Every few weeks, a detachment of several thousand Nazis entered the ghetto to round up thousands of Jews to be sent to their deaths. Rumors could not help but be spread, and by the time rail cars reached their destinations, the passengers were screaming in terror and banging on the walls to try to escape. By August 1943, the Jews of the Anti-Fascist Military Organization had worked up the courage to fight back, though they were only equipped with a single MG 34 machine gun and a single belt of 500 rounds of ammunition, 100 pistols, most of them Walther police pistols, and 25 Mauser rifles. They supplemented this meager arsenal with Molotov cocktails of gasoline, diesel, and kerosene, and about 100 glass bottles of hydrochloric, sulfuric, and nitric acids. They had set up command bunkers in the sewers and Moskowicz and Tenenbaum emptied their pistols at the surrounding SS until they turned their final bullets on themselves.
The remaining 10,000 Jews in the ghetto were immediately shipped to Majdanek, Treblinka, and Auschwitz. Some 1,200 children eventually arrived at Auschwitz for the gas chambers or Josef Mengele’s experiments.
1 The Warsaw Ghetto Uprising
This should not be confused with the Warsaw Uprising, which was a city-wide battle between the Nazis and the Polish Home Army. The Warsaw Ghetto Uprising took place from April 19 to May 16, 1943, over a year before the Warsaw Uprising. The ghetto was established between October and November 1940, and from then until May 16, 1943, around 300,000 Jews were killed in various deportations, liquidations, and the final destruction.
Life in the ghetto was deplorable. The Nazis allowed the Jews only 184 calories of food each per day, and they had to supplement this by stealing from outside the walls whenever possible. The Nazis entered the ghetto in January of 1943 for a deportation and shot 600 Jews dead more or less at random. Some of the women were dragged into the trucks and raped before being taken to trains that would ship them to their deaths.
The Nazis withdrew with 5,000 fresh prisoners for the death camps and waited under order from Heinrich Himmler until the Passover Week in April before they reentered for another deportation. Himmler appears to have chosen this date purely for the sake of offending their religion. About 4,000 Nazis began house-to-house searches only to walk face-first into multiple ambushes. Firefights erupted all over the city and the Nazis found themselves surrounded on many streets and without initial tank support.

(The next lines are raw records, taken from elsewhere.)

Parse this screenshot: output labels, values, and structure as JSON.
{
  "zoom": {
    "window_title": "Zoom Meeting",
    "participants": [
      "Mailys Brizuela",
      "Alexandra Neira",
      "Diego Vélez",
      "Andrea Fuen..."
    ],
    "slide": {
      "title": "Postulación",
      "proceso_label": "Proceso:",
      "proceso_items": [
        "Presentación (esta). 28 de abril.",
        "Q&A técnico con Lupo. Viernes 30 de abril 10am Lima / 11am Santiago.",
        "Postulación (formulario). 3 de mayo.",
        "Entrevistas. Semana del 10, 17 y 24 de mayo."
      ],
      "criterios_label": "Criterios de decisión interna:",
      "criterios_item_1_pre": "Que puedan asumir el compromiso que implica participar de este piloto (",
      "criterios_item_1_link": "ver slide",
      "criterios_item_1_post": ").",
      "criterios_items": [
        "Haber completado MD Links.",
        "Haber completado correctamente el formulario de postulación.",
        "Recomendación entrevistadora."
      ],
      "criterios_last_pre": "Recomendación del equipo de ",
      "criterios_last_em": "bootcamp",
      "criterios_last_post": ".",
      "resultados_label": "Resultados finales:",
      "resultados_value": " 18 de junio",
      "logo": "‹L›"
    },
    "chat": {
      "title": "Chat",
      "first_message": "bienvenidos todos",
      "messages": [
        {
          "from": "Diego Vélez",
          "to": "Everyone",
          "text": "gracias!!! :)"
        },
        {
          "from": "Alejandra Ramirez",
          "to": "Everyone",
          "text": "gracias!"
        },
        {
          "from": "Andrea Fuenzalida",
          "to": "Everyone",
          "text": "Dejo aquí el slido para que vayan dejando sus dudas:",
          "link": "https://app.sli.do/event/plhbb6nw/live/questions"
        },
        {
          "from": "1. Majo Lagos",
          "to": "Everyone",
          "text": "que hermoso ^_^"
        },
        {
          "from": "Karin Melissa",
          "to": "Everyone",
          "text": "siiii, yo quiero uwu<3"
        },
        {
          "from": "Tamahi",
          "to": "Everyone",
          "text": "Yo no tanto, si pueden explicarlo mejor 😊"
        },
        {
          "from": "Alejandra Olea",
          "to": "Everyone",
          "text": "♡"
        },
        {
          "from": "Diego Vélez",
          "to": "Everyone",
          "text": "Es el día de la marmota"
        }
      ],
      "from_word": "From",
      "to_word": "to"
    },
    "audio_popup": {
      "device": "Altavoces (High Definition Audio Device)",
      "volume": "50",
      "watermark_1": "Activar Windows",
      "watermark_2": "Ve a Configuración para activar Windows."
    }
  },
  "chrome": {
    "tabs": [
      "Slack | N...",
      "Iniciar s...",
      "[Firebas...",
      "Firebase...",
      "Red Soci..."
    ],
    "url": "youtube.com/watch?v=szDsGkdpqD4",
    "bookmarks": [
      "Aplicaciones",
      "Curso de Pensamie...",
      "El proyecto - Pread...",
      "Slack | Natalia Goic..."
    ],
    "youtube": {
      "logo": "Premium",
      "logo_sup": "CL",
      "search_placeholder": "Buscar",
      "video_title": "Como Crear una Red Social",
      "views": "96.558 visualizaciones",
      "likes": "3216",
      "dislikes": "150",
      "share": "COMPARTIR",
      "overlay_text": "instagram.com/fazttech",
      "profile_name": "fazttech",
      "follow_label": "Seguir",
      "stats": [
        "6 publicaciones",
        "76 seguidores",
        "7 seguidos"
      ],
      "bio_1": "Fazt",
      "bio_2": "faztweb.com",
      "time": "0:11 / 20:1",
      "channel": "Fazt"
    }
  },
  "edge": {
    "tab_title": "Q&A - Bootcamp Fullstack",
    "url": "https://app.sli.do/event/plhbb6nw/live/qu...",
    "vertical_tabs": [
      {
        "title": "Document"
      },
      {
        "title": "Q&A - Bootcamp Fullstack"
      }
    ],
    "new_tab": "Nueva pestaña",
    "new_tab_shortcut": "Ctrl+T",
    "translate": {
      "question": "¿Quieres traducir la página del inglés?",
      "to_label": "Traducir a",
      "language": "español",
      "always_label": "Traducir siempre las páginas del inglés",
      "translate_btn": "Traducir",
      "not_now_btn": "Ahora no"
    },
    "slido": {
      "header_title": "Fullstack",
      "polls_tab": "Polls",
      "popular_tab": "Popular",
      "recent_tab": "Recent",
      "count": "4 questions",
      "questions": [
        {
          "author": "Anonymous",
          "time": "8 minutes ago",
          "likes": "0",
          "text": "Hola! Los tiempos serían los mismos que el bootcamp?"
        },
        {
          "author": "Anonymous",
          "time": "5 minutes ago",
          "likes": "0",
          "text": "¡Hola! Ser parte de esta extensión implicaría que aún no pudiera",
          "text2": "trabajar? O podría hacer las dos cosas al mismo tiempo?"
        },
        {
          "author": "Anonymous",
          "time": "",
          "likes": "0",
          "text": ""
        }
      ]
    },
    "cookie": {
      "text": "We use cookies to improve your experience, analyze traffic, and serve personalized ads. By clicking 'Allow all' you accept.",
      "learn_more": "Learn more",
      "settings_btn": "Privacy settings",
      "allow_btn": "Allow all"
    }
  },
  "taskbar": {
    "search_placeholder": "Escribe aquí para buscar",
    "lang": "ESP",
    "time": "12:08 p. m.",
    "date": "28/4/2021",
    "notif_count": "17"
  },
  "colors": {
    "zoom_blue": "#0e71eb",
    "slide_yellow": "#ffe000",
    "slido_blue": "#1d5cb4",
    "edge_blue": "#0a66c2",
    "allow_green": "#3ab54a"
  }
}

They quickly retreated and regrouped with tanks, heavy machine guns, demolition, and flamethrowers, with which they initiated building-by-building assaults, murders, and arson.
The Nazis claimed 17 of their own were killed, while they executed 13,000 Jewish civilians. The fighting only lasted for about 10 days, after which the Nazis, ordered by Hitler himself, utterly obliterated the entire ghetto. Almost every single building was razed to the ground, and 56,000 Jews were shipped to death camps. The few who survived the war claimed that they knew they had no hope of defeating the Nazis, and were simply hoping to die on their own terms.
FlameHorse is a writer for Listverse.